==== RECORDS SUPPLIED ====

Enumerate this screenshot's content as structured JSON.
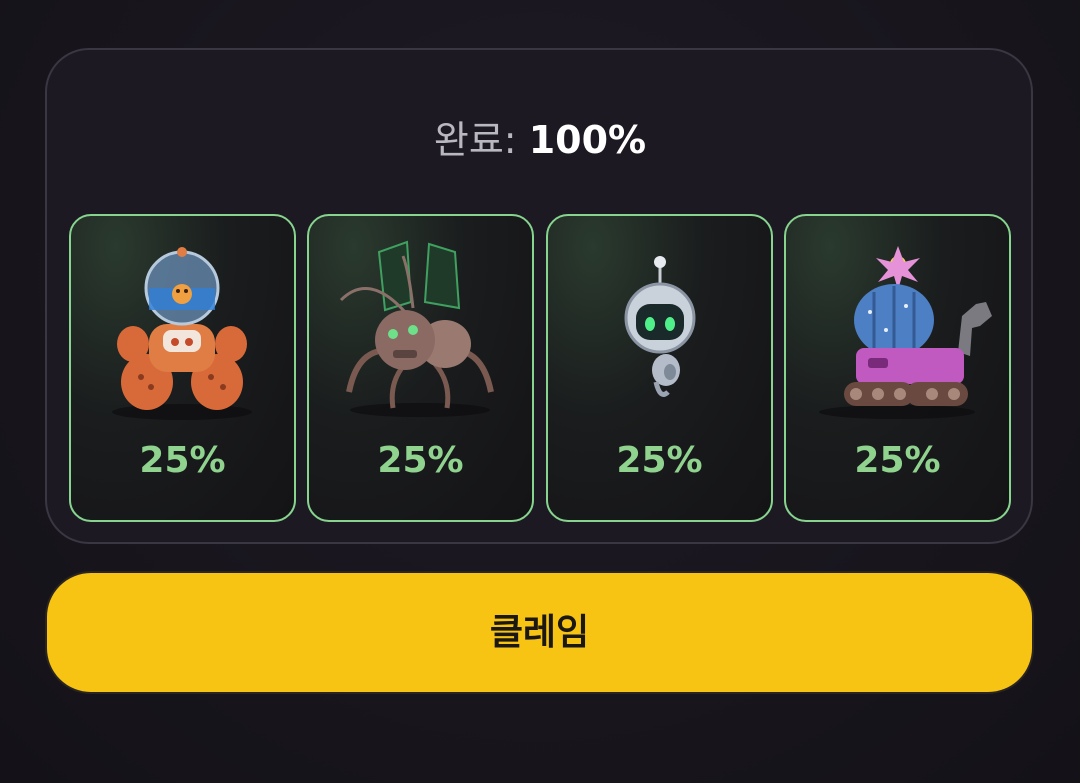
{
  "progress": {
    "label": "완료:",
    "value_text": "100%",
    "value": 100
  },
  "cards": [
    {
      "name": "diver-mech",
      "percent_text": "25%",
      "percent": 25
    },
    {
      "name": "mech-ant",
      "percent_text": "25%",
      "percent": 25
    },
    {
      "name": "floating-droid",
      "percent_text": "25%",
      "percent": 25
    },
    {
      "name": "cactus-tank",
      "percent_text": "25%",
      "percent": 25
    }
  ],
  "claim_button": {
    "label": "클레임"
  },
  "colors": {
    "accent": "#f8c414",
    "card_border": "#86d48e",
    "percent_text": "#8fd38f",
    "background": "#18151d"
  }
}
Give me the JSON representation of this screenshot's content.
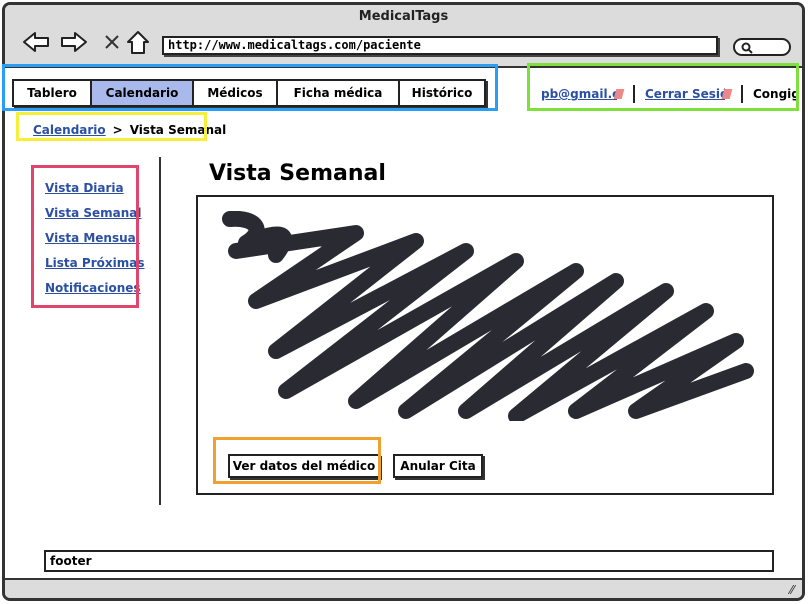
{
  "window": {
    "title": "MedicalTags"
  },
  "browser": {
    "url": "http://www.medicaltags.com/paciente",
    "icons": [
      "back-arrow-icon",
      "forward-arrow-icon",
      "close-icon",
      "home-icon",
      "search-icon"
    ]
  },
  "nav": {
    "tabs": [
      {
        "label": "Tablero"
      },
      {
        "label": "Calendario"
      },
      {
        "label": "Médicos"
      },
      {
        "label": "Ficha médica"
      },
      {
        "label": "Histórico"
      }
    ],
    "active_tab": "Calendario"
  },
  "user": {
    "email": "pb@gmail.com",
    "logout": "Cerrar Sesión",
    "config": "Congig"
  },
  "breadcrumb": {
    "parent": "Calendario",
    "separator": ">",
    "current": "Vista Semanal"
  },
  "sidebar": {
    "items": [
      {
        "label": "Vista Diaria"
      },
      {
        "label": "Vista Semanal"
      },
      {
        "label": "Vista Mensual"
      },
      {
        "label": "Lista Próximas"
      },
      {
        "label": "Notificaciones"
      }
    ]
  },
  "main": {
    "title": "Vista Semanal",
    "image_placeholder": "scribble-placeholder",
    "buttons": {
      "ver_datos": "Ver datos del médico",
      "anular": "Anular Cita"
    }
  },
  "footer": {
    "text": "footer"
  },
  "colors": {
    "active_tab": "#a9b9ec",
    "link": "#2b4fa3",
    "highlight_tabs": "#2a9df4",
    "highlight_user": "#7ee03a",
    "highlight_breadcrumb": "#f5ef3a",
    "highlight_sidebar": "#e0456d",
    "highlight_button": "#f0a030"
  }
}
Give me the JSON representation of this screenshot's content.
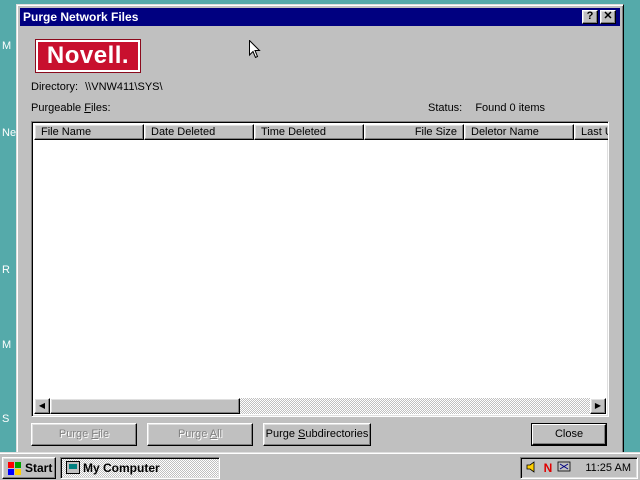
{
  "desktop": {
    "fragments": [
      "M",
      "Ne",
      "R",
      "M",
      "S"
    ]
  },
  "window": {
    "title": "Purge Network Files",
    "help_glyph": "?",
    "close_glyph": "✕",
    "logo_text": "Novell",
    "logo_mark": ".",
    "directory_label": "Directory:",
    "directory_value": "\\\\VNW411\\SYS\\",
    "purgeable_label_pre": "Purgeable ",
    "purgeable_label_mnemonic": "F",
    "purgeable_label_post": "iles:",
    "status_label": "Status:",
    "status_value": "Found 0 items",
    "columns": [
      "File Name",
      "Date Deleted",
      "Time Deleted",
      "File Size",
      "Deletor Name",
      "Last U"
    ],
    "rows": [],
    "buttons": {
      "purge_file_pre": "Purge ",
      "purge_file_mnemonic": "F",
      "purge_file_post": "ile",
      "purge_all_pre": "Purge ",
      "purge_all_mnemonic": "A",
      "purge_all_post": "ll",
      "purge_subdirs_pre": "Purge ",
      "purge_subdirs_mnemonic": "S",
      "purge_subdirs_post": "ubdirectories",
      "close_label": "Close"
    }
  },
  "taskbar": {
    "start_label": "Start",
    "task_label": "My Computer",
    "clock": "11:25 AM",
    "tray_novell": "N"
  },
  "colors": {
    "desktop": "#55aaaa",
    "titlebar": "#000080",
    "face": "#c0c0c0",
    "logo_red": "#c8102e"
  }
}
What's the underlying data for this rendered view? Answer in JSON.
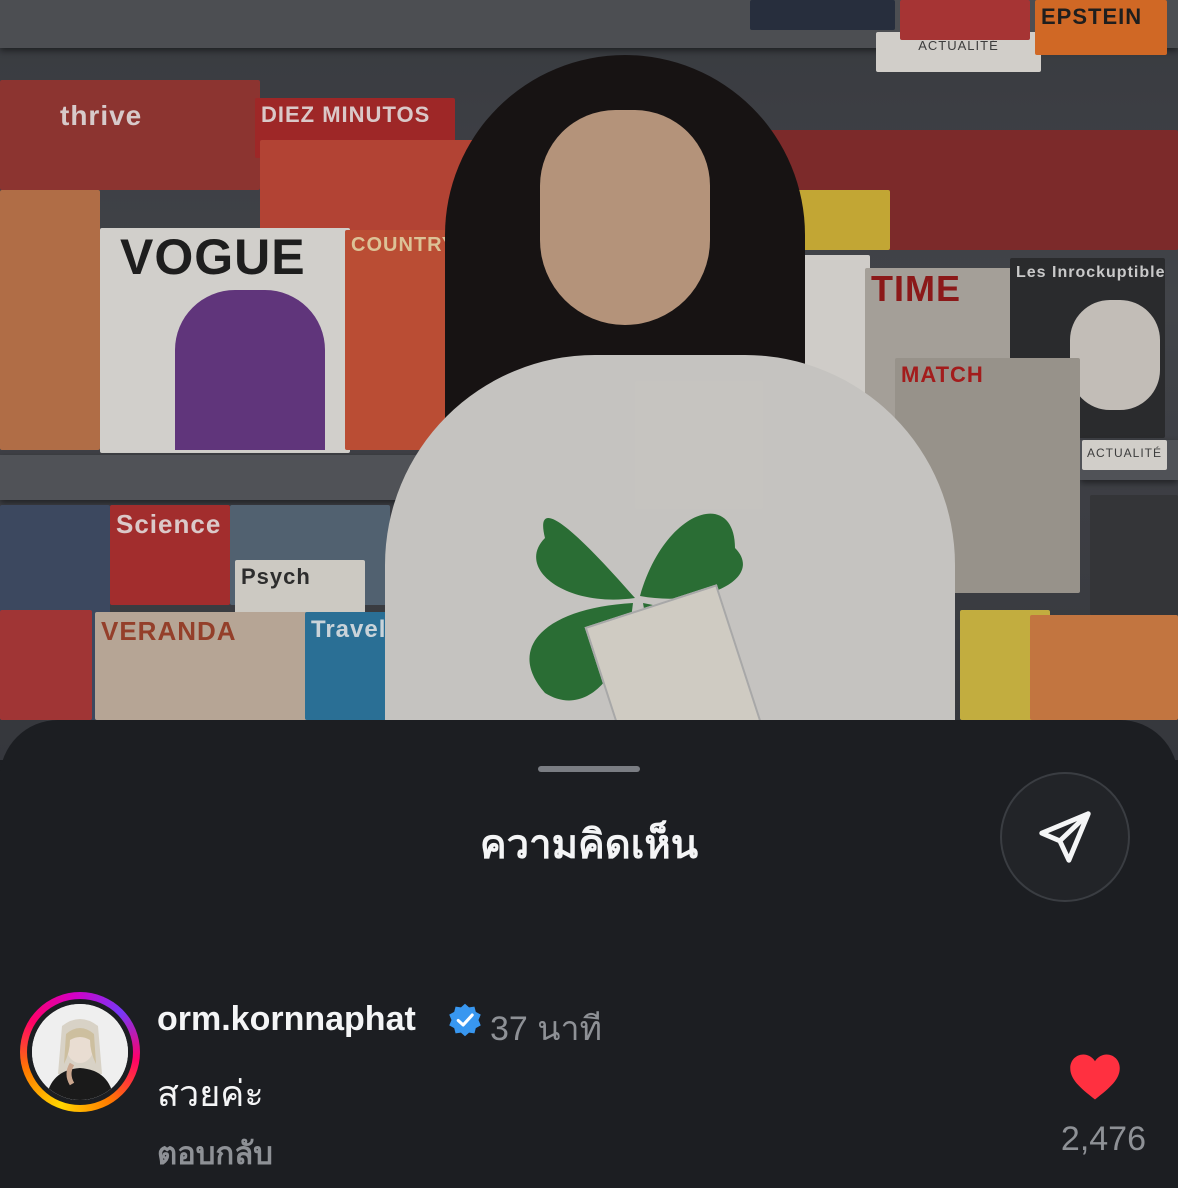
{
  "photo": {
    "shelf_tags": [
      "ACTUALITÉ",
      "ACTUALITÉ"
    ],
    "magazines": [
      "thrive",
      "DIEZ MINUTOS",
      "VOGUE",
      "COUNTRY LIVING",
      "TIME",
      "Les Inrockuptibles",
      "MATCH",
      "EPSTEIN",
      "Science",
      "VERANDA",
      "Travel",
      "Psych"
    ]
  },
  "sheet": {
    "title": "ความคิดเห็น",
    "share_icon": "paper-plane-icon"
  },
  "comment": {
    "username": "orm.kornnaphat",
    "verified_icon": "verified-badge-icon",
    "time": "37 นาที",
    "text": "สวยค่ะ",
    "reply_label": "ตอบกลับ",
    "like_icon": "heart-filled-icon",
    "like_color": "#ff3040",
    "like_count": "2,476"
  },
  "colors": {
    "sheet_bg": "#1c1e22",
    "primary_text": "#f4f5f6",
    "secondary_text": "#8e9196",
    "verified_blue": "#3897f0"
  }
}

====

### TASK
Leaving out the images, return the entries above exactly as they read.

### RESPONSE TO THE EXERCISE
Enumerate this screenshot's content as structured JSON.
{
  "progress": {
    "label": "완료:",
    "value_text": "100%",
    "value": 100
  },
  "cards": [
    {
      "name": "diver-mech",
      "percent_text": "25%",
      "percent": 25
    },
    {
      "name": "mech-ant",
      "percent_text": "25%",
      "percent": 25
    },
    {
      "name": "floating-droid",
      "percent_text": "25%",
      "percent": 25
    },
    {
      "name": "cactus-tank",
      "percent_text": "25%",
      "percent": 25
    }
  ],
  "claim_button": {
    "label": "클레임"
  },
  "colors": {
    "accent": "#f8c414",
    "card_border": "#86d48e",
    "percent_text": "#8fd38f",
    "background": "#18151d"
  }
}
Give me the JSON representation of this screenshot's content.
{
  "window": {
    "title": "MedicalTags"
  },
  "browser": {
    "url": "http://www.medicaltags.com/paciente",
    "icons": [
      "back-arrow-icon",
      "forward-arrow-icon",
      "close-icon",
      "home-icon",
      "search-icon"
    ]
  },
  "nav": {
    "tabs": [
      {
        "label": "Tablero"
      },
      {
        "label": "Calendario"
      },
      {
        "label": "Médicos"
      },
      {
        "label": "Ficha médica"
      },
      {
        "label": "Histórico"
      }
    ],
    "active_tab": "Calendario"
  },
  "user": {
    "email": "pb@gmail.com",
    "logout": "Cerrar Sesión",
    "config": "Congig"
  },
  "breadcrumb": {
    "parent": "Calendario",
    "separator": ">",
    "current": "Vista Semanal"
  },
  "sidebar": {
    "items": [
      {
        "label": "Vista Diaria"
      },
      {
        "label": "Vista Semanal"
      },
      {
        "label": "Vista Mensual"
      },
      {
        "label": "Lista Próximas"
      },
      {
        "label": "Notificaciones"
      }
    ]
  },
  "main": {
    "title": "Vista Semanal",
    "image_placeholder": "scribble-placeholder",
    "buttons": {
      "ver_datos": "Ver datos del médico",
      "anular": "Anular Cita"
    }
  },
  "footer": {
    "text": "footer"
  },
  "colors": {
    "active_tab": "#a9b9ec",
    "link": "#2b4fa3",
    "highlight_tabs": "#2a9df4",
    "highlight_user": "#7ee03a",
    "highlight_breadcrumb": "#f5ef3a",
    "highlight_sidebar": "#e0456d",
    "highlight_button": "#f0a030"
  }
}
Give me the JSON representation of this screenshot's content.
{
  "desktop": {
    "fragments": [
      "M",
      "Ne",
      "R",
      "M",
      "S"
    ]
  },
  "window": {
    "title": "Purge Network Files",
    "help_glyph": "?",
    "close_glyph": "✕",
    "logo_text": "Novell",
    "logo_mark": ".",
    "directory_label": "Directory:",
    "directory_value": "\\\\VNW411\\SYS\\",
    "purgeable_label_pre": "Purgeable ",
    "purgeable_label_mnemonic": "F",
    "purgeable_label_post": "iles:",
    "status_label": "Status:",
    "status_value": "Found 0 items",
    "columns": [
      "File Name",
      "Date Deleted",
      "Time Deleted",
      "File Size",
      "Deletor Name",
      "Last U"
    ],
    "rows": [],
    "buttons": {
      "purge_file_pre": "Purge ",
      "purge_file_mnemonic": "F",
      "purge_file_post": "ile",
      "purge_all_pre": "Purge ",
      "purge_all_mnemonic": "A",
      "purge_all_post": "ll",
      "purge_subdirs_pre": "Purge ",
      "purge_subdirs_mnemonic": "S",
      "purge_subdirs_post": "ubdirectories",
      "close_label": "Close"
    }
  },
  "taskbar": {
    "start_label": "Start",
    "task_label": "My Computer",
    "clock": "11:25 AM",
    "tray_novell": "N"
  },
  "colors": {
    "desktop": "#55aaaa",
    "titlebar": "#000080",
    "face": "#c0c0c0",
    "logo_red": "#c8102e"
  }
}
What's the underlying data for this rendered view? Answer in JSON.
{
  "photo": {
    "shelf_tags": [
      "ACTUALITÉ",
      "ACTUALITÉ"
    ],
    "magazines": [
      "thrive",
      "DIEZ MINUTOS",
      "VOGUE",
      "COUNTRY LIVING",
      "TIME",
      "Les Inrockuptibles",
      "MATCH",
      "EPSTEIN",
      "Science",
      "VERANDA",
      "Travel",
      "Psych"
    ]
  },
  "sheet": {
    "title": "ความคิดเห็น",
    "share_icon": "paper-plane-icon"
  },
  "comment": {
    "username": "orm.kornnaphat",
    "verified_icon": "verified-badge-icon",
    "time": "37 นาที",
    "text": "สวยค่ะ",
    "reply_label": "ตอบกลับ",
    "like_icon": "heart-filled-icon",
    "like_color": "#ff3040",
    "like_count": "2,476"
  },
  "colors": {
    "sheet_bg": "#1c1e22",
    "primary_text": "#f4f5f6",
    "secondary_text": "#8e9196",
    "verified_blue": "#3897f0"
  }
}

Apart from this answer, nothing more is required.